More sanctions on Niger as junta rebuffs latest diplomatic mission



Niger was slapped with more sanctions on Tuesday, hours after its new military leaders rejected the latest diplomatic mission that aimed to restore constitutional order following a coup on July 26.

Nigeria announced on Tuesday sanctions on organizations, groups and individuals identified as supporting the military junta in the crisis-ridden Niger Republic.

The sanctions were imposed after the junta denied a joint delegation from West African states, the African Union (AU) and the United Nations permission to enter Niger, resisting pressure from the United States and the UN to come to the negotiating table.

Late on Tuesday, the Economic Community of West African States (ECOWAS) confirmed the joint mission had been aborted and said in a statement it would "continue to deploy all measures in order to restore constitutional order in Niger."

ECOWAS summit planned for Thursday

ECOWAS heads of state are preparing for a summit on Thursday to discuss their standoff with the junta, which defied an August 6 deadline to reinstate ousted President Mohamed Bazoum.

ECOWAS defense chiefs agreed last week to a possible military action plan, which the heads of state are expected to consider at their summit in Nigerian capital Abuja.

Still, a spokesperson for Nigerian President Bola Tinubu said the leaders prefer a diplomatic solution. "No options have been taken off the table," said the spokesperson, adding that "far-reaching decisions" would be taken at the summit concerning the bloc's next steps.

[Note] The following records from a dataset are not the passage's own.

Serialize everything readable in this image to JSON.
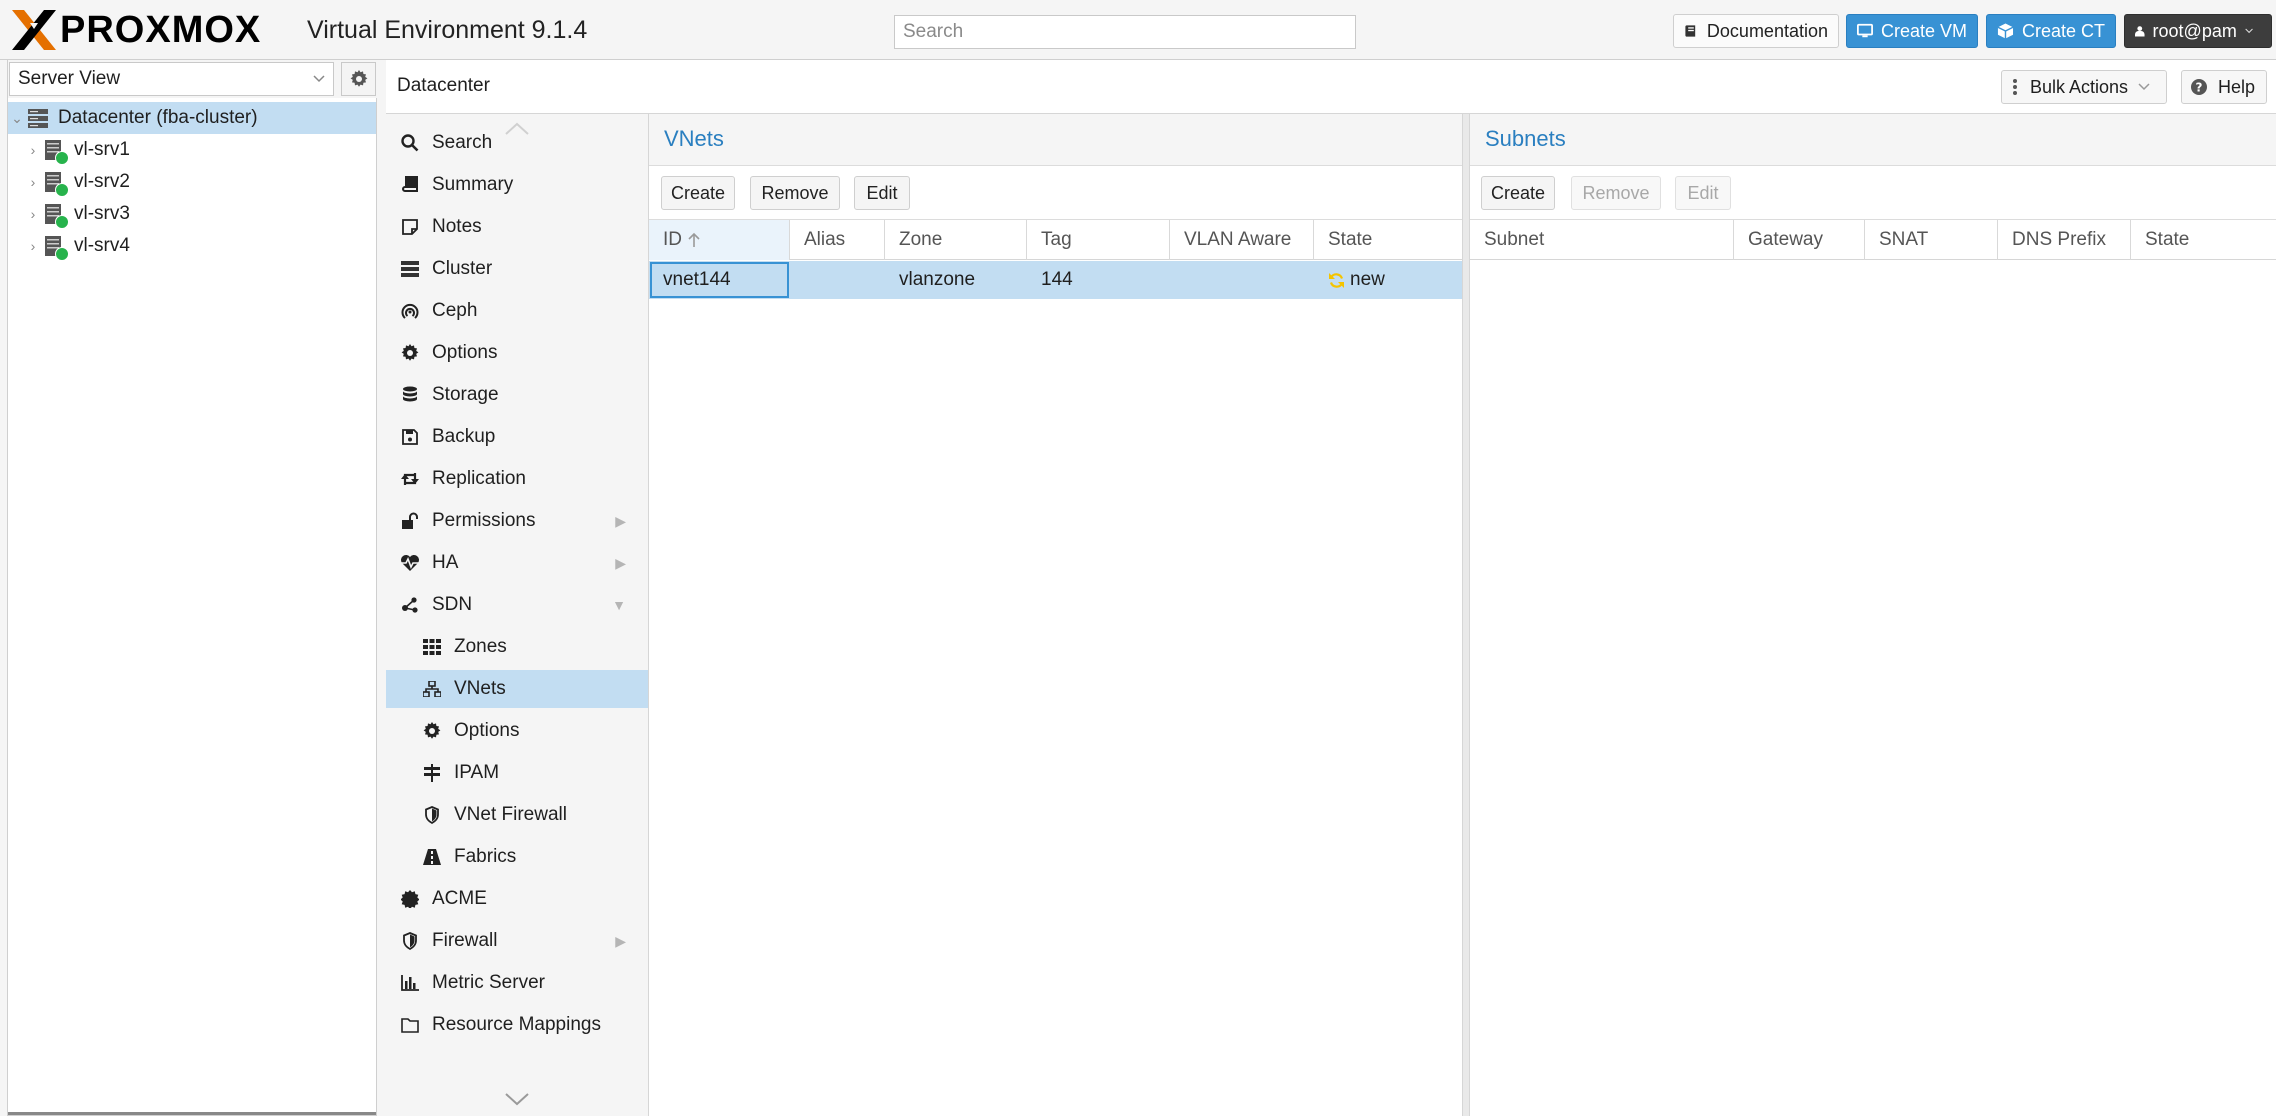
{
  "header": {
    "logo_text": "PROXMOX",
    "product_title": "Virtual Environment 9.1.4",
    "search_placeholder": "Search",
    "documentation_label": "Documentation",
    "create_vm_label": "Create VM",
    "create_ct_label": "Create CT",
    "user_label": "root@pam"
  },
  "left": {
    "view_selector": "Server View",
    "tree": [
      {
        "label": "Datacenter (fba-cluster)",
        "type": "datacenter",
        "selected": true
      },
      {
        "label": "vl-srv1",
        "type": "node",
        "status": "online"
      },
      {
        "label": "vl-srv2",
        "type": "node",
        "status": "online"
      },
      {
        "label": "vl-srv3",
        "type": "node",
        "status": "online"
      },
      {
        "label": "vl-srv4",
        "type": "node",
        "status": "online"
      }
    ]
  },
  "content_header": {
    "breadcrumb": "Datacenter",
    "bulk_actions_label": "Bulk Actions",
    "help_label": "Help"
  },
  "nav": {
    "items": [
      {
        "label": "Search",
        "icon": "search-icon"
      },
      {
        "label": "Summary",
        "icon": "book-icon"
      },
      {
        "label": "Notes",
        "icon": "note-icon"
      },
      {
        "label": "Cluster",
        "icon": "server-icon"
      },
      {
        "label": "Ceph",
        "icon": "ceph-icon"
      },
      {
        "label": "Options",
        "icon": "gear-icon"
      },
      {
        "label": "Storage",
        "icon": "database-icon"
      },
      {
        "label": "Backup",
        "icon": "floppy-icon"
      },
      {
        "label": "Replication",
        "icon": "retweet-icon"
      },
      {
        "label": "Permissions",
        "icon": "unlock-icon",
        "expandable": true
      },
      {
        "label": "HA",
        "icon": "heartbeat-icon",
        "expandable": true
      },
      {
        "label": "SDN",
        "icon": "sdn-icon",
        "expanded": true
      },
      {
        "label": "Zones",
        "icon": "grid-icon",
        "sub": true
      },
      {
        "label": "VNets",
        "icon": "network-icon",
        "sub": true,
        "active": true
      },
      {
        "label": "Options",
        "icon": "gear-icon",
        "sub": true
      },
      {
        "label": "IPAM",
        "icon": "ipam-icon",
        "sub": true
      },
      {
        "label": "VNet Firewall",
        "icon": "shield-icon",
        "sub": true
      },
      {
        "label": "Fabrics",
        "icon": "road-icon",
        "sub": true
      },
      {
        "label": "ACME",
        "icon": "certificate-icon"
      },
      {
        "label": "Firewall",
        "icon": "shield-icon",
        "expandable": true
      },
      {
        "label": "Metric Server",
        "icon": "bar-chart-icon"
      },
      {
        "label": "Resource Mappings",
        "icon": "folder-icon"
      }
    ]
  },
  "vnets": {
    "title": "VNets",
    "buttons": {
      "create": "Create",
      "remove": "Remove",
      "edit": "Edit"
    },
    "columns": [
      "ID",
      "Alias",
      "Zone",
      "Tag",
      "VLAN Aware",
      "State"
    ],
    "rows": [
      {
        "id": "vnet144",
        "alias": "",
        "zone": "vlanzone",
        "tag": "144",
        "vlan_aware": "",
        "state": "new"
      }
    ]
  },
  "subnets": {
    "title": "Subnets",
    "buttons": {
      "create": "Create",
      "remove": "Remove",
      "edit": "Edit"
    },
    "columns": [
      "Subnet",
      "Gateway",
      "SNAT",
      "DNS Prefix",
      "State"
    ],
    "rows": []
  },
  "colors": {
    "accent": "#3892d4",
    "logo_orange": "#e57000",
    "selection": "#c2ddf2",
    "status_ok": "#27b34c",
    "state_new": "#f5c400"
  }
}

Explaining the decision to not allow the delegation in on Tuesday, Niger's junta said it could not guarantee their safety in the face of popular anger. It also denounced "a climate of threatened aggression against Niger."

Sanctions imposed on Niger since the coup

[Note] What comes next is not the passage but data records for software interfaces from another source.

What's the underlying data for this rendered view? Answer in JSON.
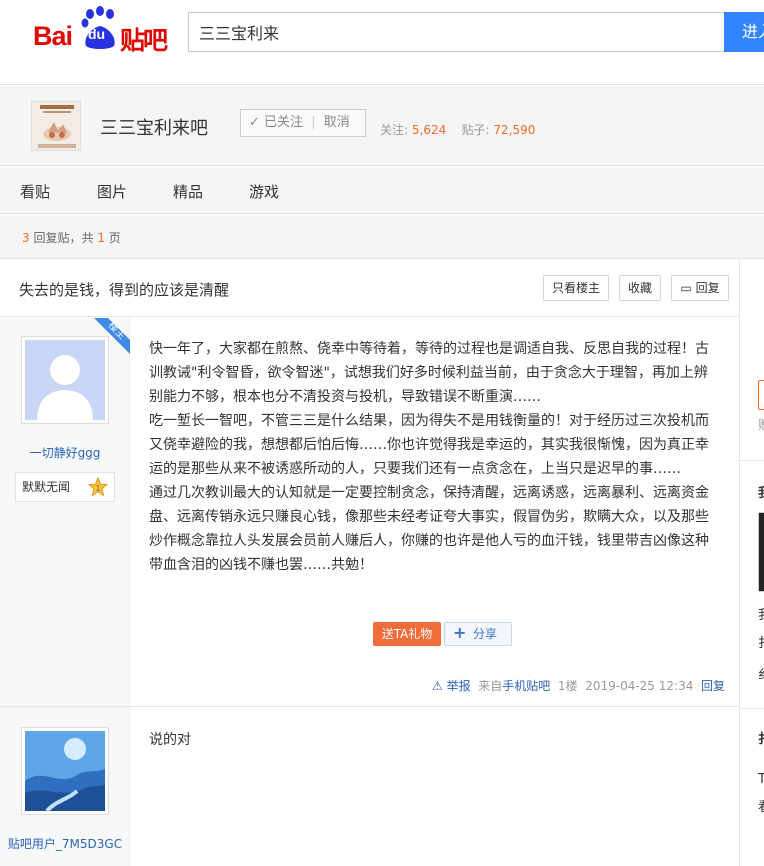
{
  "header": {
    "logo_bai": "Bai",
    "logo_du": "du",
    "logo_tieba": "贴吧",
    "search_value": "三三宝利来",
    "search_button": "进入"
  },
  "forum": {
    "name": "三三宝利来吧",
    "follow_label": "已关注",
    "follow_sep": "|",
    "cancel_label": "取消",
    "follow_count_label": "关注:",
    "follow_count": "5,624",
    "post_count_label": "贴子:",
    "post_count": "72,590"
  },
  "nav": {
    "tabs": [
      "看贴",
      "图片",
      "精品",
      "游戏"
    ]
  },
  "reply_bar": {
    "count": "3",
    "count_label": "回复贴，共",
    "pages": "1",
    "pages_label": "页"
  },
  "thread": {
    "title": "失去的是钱，得到的应该是清醒",
    "only_lz": "只看楼主",
    "collect": "收藏",
    "reply": "回复"
  },
  "posts": [
    {
      "author": "一切静好ggg",
      "level": "默默无闻",
      "badge": "楼主",
      "paragraphs": [
        "快一年了，大家都在煎熬、侥幸中等待着，等待的过程也是调适自我、反思自我的过程！古训教诫\"利令智昏，欲令智迷\"，试想我们好多时候利益当前，由于贪念大于理智，再加上辨别能力不够，根本也分不清投资与投机，导致错误不断重演……",
        "吃一堑长一智吧，不管三三是什么结果，因为得失不是用钱衡量的！对于经历过三次投机而又侥幸避险的我，想想都后怕后悔……你也许觉得我是幸运的，其实我很惭愧，因为真正幸运的是那些从来不被诱惑所动的人，只要我们还有一点贪念在，上当只是迟早的事……",
        "通过几次教训最大的认知就是一定要控制贪念，保持清醒，远离诱惑，远离暴利、远离资金盘、远离传销永远只赚良心钱，像那些未经考证夸大事实，假冒伪劣，欺瞒大众，以及那些炒作概念靠拉人头发展会员前人赚后人，你赚的也许是他人亏的血汗钱，钱里带吉凶像这种带血含泪的凶钱不赚也罢……共勉！"
      ],
      "gift": "送TA礼物",
      "share": "分享",
      "report": "举报",
      "source_prefix": "来自",
      "source": "手机贴吧",
      "floor": "1楼",
      "time": "2019-04-25 12:34",
      "reply": "回复"
    },
    {
      "author": "贴吧用户_7M5D3GC",
      "paragraphs": [
        "说的对"
      ]
    }
  ],
  "right_col": {
    "lines": [
      "赠",
      "我",
      "我",
      "扌",
      "纟",
      "扌",
      "T",
      "看"
    ]
  },
  "colors": {
    "brand_red": "#e10602",
    "brand_blue": "#3385ff",
    "accent_orange": "#f06a23",
    "link_blue": "#2d64b3"
  }
}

Niger is one of the world's poorest countries and also the world's seventh-biggest producer of uranium, the radioactive metal widely used for nuclear energy and treating cancer.

Since the July 26 coup, Niger's regional allies and other countries and organizations have announced a series of sanctions against the country.

The ECOWAS and the West African Monetary and Economic Union have imposed some of the most stringent sanctions on Niger so far since the coup.

The bloc has suspended all commercial transactions with Niger, frozen its state assets in the regional central bank, frozen assets of the state and state enterprises in commercial banks, and suspended all financial assistance with regional development banks.

A planned $51 million bond issuance by Niger in the West African regional debt market was cancelled by the regional central bank following the imposition of sanctions.

The ECOWAS sanctions also meant Nigeria cut power supply to the country, while Ivory Coast suspended imports and exports of Nigerien goods.

West Africa's regional central bank, the BCEAO, shut down its branches in Niger, citing risks to operations.

Besides, the European Union, one of Niger's biggest contributors, has suspended its financial support and cooperation on security with Niger with immediate effect.

Other countries including France and the U.S. suspended development aid and budget support following the coup.

The World Bank suspended disbursements until further notice, except for private-sector partnerships which it said will continue with caution.